The old saw about socks getting lost in the dryer seems to elicit universal laughs and nods of assent. Not from me, though.
Socks and dryers pose no problem for me, personally. I take precautions; I wash my own socks, thankyouverymuch. I know how many I put in, I take the same number out, and match them up as they exit the dryer. I don’t believe in the mythical “sixth dimension” that takes a sock from a pair into a parallel universe. Hokum and hogwash.
The problem I have found around our house is the one with storage containers, specifically the kind that we used to refer to as “Tupperware”. Of course, back in this geezer’s formative years, the procedure for the aforementioned socks: use it, wash it, store it, was the enforced standard for plastic storage containers. Tupperware was expensive stuff, and not to be treated casually; someone in the house had to go to a Tupperware Party and endure silly games and sales pitches to procure the gear. It wasn’t something you’d take to the back yard to wash the dog or dig a hole. Nope. The product was so good, so effective and so “everywhere”, the name has become synonymous with “resealable plastic containers”. Like Kleenex, Formica and Coke.
Which brings us to the present day. Now Glad and Ziploc, Rubbermaid and worthless knockoffs have three for three dollars in a pack, in just about any size you want. We have tons of them. Making salsa, dragging it to work, bringing extra food back from holiday feasts. Buying them specifically because we always need more. Heck, we also have the yogurt tubs, sour cream containers and sherbet receptacles.
And why would we need more? When nearly every lunchmeat package purchased has a free container around it? Of course, there is the inevitable explanation (that would never fly with real Tupperware) of leaving it at work after a successful lunch or two.

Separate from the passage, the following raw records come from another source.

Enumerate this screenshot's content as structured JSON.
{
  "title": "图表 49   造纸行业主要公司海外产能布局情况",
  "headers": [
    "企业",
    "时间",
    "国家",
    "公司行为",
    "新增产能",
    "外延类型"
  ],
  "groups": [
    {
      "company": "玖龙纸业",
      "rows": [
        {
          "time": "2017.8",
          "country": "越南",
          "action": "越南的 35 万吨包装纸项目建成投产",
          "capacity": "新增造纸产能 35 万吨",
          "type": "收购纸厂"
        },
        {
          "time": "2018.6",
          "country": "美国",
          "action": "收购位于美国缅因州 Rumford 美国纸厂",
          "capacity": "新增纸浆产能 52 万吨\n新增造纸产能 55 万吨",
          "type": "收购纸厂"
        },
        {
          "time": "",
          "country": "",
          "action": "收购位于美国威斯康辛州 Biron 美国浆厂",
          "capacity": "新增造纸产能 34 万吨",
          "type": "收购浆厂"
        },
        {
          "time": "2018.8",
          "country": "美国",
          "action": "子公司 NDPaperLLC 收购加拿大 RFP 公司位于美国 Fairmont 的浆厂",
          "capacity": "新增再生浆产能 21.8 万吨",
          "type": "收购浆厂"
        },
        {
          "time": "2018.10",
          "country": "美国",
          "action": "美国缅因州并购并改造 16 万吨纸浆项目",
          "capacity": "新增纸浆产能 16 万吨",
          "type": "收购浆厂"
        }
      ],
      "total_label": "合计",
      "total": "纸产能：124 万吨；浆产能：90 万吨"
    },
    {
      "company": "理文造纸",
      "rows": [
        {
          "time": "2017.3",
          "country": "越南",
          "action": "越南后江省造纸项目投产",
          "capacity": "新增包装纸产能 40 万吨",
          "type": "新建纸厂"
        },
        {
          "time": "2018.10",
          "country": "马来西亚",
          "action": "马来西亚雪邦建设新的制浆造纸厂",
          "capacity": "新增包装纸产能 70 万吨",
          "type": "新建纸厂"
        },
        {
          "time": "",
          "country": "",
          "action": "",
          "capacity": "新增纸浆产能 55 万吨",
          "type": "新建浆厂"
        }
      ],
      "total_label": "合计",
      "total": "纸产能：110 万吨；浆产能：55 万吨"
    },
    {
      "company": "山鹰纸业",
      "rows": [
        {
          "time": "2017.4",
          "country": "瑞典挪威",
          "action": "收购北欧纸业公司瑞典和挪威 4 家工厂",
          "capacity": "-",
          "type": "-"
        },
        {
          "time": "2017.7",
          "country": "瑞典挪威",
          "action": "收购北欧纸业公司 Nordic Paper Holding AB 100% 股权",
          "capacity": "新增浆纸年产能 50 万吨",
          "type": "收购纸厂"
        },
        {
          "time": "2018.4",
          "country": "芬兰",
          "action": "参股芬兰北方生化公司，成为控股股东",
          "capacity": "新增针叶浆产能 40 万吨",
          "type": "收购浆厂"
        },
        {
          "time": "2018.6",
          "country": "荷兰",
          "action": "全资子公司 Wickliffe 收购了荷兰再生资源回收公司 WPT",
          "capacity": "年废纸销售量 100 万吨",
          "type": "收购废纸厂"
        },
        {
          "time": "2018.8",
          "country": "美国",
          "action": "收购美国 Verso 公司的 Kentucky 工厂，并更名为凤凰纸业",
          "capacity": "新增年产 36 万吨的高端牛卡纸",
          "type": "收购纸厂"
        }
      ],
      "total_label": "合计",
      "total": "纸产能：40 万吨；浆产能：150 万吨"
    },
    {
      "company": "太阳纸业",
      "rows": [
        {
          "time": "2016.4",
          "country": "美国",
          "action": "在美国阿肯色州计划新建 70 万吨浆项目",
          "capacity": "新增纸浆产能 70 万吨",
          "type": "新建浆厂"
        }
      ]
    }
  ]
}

Or that it just disappears somewhere. I have seen them with paint in them, out in the backyard with dirt in them, under beds in the girls’ rooms, and used as emergency travel food dishes for the puffy dogs.
Yet every time one of us ventures into the chamber of horrors that is the “tupperware” cabinet, there is a disparity between the number of containers and the number of lids. There are several brands and sizes, none of which are interchangeable. There are two brands, however, that are similar in size, and the lid from one can be forced upon the container of the other. Don’t try this at home, kids. The seal is unreliable at best, and dangerously flawed when bringing tortilla soup to a remote location. Chances are, the soup will end up on the floorboard of your car. I just know this stuff. Names and soups have been changed to protect the innocent.
No matter how many we have, the lid/box ratio is always unequal. When it is time to put the leftovers away, the unlucky person, usually me, gets to drop to their (my) knees, stand on their (my) head, and go through the process of dredging, matching and testing various vessels and lids for the magic combination. Usually the frustration and pain in their (my) knees drives them (me) to their (my) feet for another solution.
Fortunately, there is always a lid to be found for the resourceful. The ubiquitous roll of aluminum foil is the go-to hero of the food putter-upper. I like it because of the way you can roll it up really tight under the lip of the carton for a pretty good seal. And if you crimp it really tight, you can even stack them in the fridge. And when the enclosed food turns to fur, you can form the foil into interesting animal shapes to sell at garage sales.
Short of the old chain-the-pen-to-the-desk approach of attaching the lid to the container, I can only count on the classic “use, wash, store” line of attack to keep the equipment intact. But there are three other people in the house. And nobody has the commitment that the old Tupperware inspired for a geezer-in-training.
Monday, January 18, 2010
Posted by aA at 9:41 AM